Work instructions -
Scan the records below, and wherever a line has the word "this", pull it out.

The data -
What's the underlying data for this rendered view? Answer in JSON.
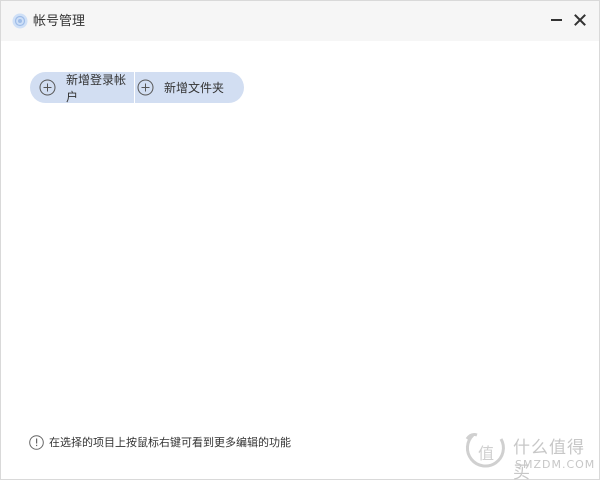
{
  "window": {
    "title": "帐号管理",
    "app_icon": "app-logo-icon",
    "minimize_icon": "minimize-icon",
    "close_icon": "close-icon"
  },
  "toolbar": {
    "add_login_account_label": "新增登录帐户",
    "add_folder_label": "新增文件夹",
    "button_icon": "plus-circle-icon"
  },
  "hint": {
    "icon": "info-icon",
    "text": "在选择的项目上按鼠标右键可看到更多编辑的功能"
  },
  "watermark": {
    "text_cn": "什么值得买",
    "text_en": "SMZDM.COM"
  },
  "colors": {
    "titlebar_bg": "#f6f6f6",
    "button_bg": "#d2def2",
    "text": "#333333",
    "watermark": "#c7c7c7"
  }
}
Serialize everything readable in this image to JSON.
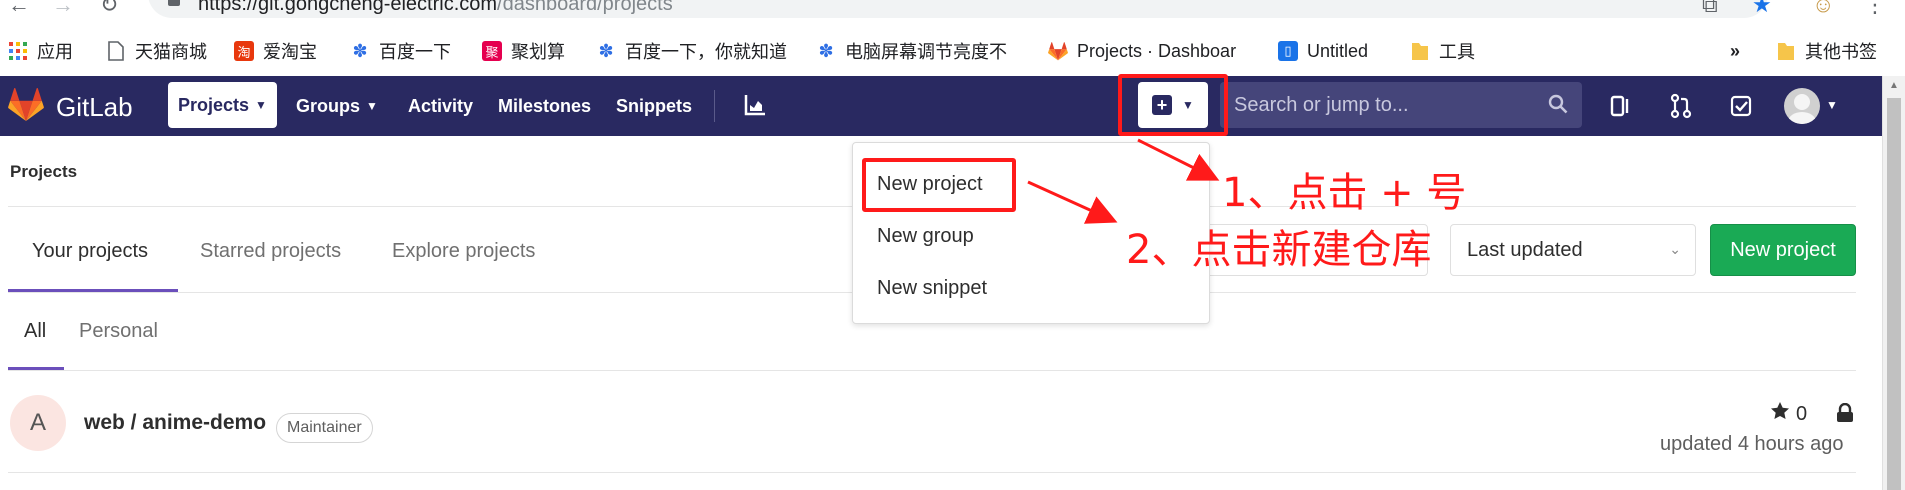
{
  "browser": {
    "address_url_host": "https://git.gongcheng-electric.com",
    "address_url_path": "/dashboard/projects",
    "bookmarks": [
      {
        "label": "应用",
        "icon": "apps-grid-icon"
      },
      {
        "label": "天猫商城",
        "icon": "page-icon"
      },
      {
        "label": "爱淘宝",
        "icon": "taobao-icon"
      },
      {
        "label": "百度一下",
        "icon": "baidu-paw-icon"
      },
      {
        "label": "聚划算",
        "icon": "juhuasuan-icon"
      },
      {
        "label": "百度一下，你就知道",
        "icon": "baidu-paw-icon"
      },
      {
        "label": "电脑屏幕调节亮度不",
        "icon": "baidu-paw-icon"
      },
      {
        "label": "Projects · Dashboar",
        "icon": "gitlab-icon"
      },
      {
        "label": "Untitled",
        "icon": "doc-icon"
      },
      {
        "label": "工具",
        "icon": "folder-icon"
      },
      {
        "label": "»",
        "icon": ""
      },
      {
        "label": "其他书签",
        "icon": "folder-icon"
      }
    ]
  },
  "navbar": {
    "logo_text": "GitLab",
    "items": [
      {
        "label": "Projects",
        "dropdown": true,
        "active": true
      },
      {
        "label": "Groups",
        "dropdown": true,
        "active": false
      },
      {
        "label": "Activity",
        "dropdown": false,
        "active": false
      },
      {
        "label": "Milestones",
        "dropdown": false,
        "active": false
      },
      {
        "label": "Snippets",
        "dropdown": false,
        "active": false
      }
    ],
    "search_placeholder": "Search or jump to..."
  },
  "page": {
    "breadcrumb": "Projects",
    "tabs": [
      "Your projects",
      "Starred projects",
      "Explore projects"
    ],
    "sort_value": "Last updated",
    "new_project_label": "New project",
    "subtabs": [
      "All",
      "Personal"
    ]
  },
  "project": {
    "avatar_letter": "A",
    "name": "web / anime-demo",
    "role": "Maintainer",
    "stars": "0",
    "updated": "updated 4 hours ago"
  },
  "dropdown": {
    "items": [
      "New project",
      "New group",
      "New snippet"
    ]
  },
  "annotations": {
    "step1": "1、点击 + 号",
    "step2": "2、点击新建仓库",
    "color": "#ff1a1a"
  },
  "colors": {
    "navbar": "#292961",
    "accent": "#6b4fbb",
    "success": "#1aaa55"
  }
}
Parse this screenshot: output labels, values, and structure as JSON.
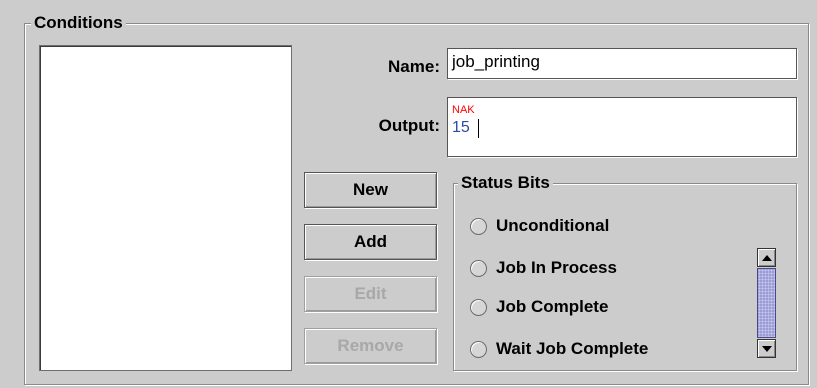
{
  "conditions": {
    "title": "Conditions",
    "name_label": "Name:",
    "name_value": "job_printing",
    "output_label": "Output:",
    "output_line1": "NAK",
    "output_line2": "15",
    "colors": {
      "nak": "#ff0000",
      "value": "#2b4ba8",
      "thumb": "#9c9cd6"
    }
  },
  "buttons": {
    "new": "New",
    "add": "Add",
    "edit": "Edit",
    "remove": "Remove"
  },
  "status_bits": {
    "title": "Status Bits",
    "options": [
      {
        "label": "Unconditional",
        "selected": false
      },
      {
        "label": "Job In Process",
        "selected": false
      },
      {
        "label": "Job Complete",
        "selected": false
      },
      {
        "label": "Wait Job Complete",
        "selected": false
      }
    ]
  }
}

The answer -
What's the underlying data for this rendered view? Answer in JSON.
Serialize everything readable in this image to JSON.
Parse this screenshot: output labels, values, and structure as JSON.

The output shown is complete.